The most common spinal trauma traction device encountered by a technologist is probably the cervical collar. This device is designed to place traction on the cervical spine to prevent further life-threatening movement in this vital area. The cross-table lateral, anteroposterior (AP), and AP open-mouth positions may be used to evaluate the cervical spine during a cervical trauma examination. After evaluating the images, the attending physician or neurosurgeon can determine the next step in treatment. All projections can be produced with the cervical collar in place (Fig. 14-9), and it will be removed only after the physician has reviewed the radiographic images and determined that it is safe to move the patient without the collar.
The backboard, or spineboard, is another spinal immobilization device often seen in trauma situations. Although the backboard is mentioned here under spinal trauma considerations, its uses are by no means limited to spinal injury. It is used to immobilize and support the victim’s entire body. A backboard can be used if the thoracic or lumbar spine is involved. Additional trauma situations in which the backboard is used include injuries to the pelvis, hips, and lower extremities and when multiple injuries in addition to spinal trauma are present.
Most backboards are made from radiolucent materials (e.g., wood, plastic), making radiography of patients relatively easy. With assistance, one end of the backboard can be lifted and a cassette placed under the area of interest beneath the board (Fig. 14-10). All AP projections from head to toe can be accomplished in this manner.
Another advantageous purpose for the backboard is to transport a stable trauma patient to the radiology department for the initial examination. Moving the patient onto the table by sliding the entire backboard onto the examination table is relatively easy for the movers and comfortable for the patient. Once the radiologist has evaluated the initial images, the backboard can be moved from under the patient for further projections.
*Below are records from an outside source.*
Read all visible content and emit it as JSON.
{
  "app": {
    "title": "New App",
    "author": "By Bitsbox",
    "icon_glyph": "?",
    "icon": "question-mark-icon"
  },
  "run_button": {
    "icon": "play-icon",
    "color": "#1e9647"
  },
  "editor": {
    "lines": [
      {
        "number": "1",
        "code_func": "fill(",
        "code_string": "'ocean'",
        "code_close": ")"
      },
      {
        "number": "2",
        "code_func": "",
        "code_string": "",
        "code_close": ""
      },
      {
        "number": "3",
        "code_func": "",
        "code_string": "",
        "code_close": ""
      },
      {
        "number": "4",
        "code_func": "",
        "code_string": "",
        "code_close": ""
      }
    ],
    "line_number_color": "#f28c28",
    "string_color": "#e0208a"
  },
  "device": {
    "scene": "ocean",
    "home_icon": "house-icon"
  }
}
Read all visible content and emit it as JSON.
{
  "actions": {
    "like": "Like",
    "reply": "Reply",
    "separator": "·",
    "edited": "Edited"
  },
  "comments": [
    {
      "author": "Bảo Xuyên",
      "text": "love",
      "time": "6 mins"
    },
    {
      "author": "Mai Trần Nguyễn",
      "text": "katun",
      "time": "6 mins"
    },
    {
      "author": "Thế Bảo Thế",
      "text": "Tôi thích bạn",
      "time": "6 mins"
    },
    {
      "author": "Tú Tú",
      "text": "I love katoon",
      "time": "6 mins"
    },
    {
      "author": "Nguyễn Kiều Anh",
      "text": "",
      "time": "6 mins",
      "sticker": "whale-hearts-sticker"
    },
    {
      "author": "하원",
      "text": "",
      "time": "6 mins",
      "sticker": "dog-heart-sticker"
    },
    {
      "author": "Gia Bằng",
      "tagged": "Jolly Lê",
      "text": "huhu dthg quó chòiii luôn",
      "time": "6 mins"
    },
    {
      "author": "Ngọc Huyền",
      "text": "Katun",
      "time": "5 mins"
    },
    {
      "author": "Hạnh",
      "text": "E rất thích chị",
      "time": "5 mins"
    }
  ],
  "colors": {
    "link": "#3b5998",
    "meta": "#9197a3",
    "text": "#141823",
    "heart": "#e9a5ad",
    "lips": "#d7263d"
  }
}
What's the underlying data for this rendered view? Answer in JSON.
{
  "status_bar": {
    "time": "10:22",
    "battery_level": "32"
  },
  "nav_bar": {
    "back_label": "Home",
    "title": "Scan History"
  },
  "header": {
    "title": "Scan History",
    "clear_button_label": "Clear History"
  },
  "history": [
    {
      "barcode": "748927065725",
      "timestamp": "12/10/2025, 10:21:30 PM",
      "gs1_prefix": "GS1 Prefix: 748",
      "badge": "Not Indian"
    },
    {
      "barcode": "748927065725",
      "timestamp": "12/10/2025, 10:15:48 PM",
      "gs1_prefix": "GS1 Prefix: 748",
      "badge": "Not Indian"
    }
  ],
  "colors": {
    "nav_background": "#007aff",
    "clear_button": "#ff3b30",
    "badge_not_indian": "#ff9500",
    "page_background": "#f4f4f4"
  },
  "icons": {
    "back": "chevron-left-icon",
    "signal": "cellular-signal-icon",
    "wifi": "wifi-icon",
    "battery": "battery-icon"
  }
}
Conversely, if the findings indicate the presence of fracture or other traumatic involvement, the patient can be safely moved back onto a stretcher for transport to surgery, the emergency department, or the appropriate treatment area.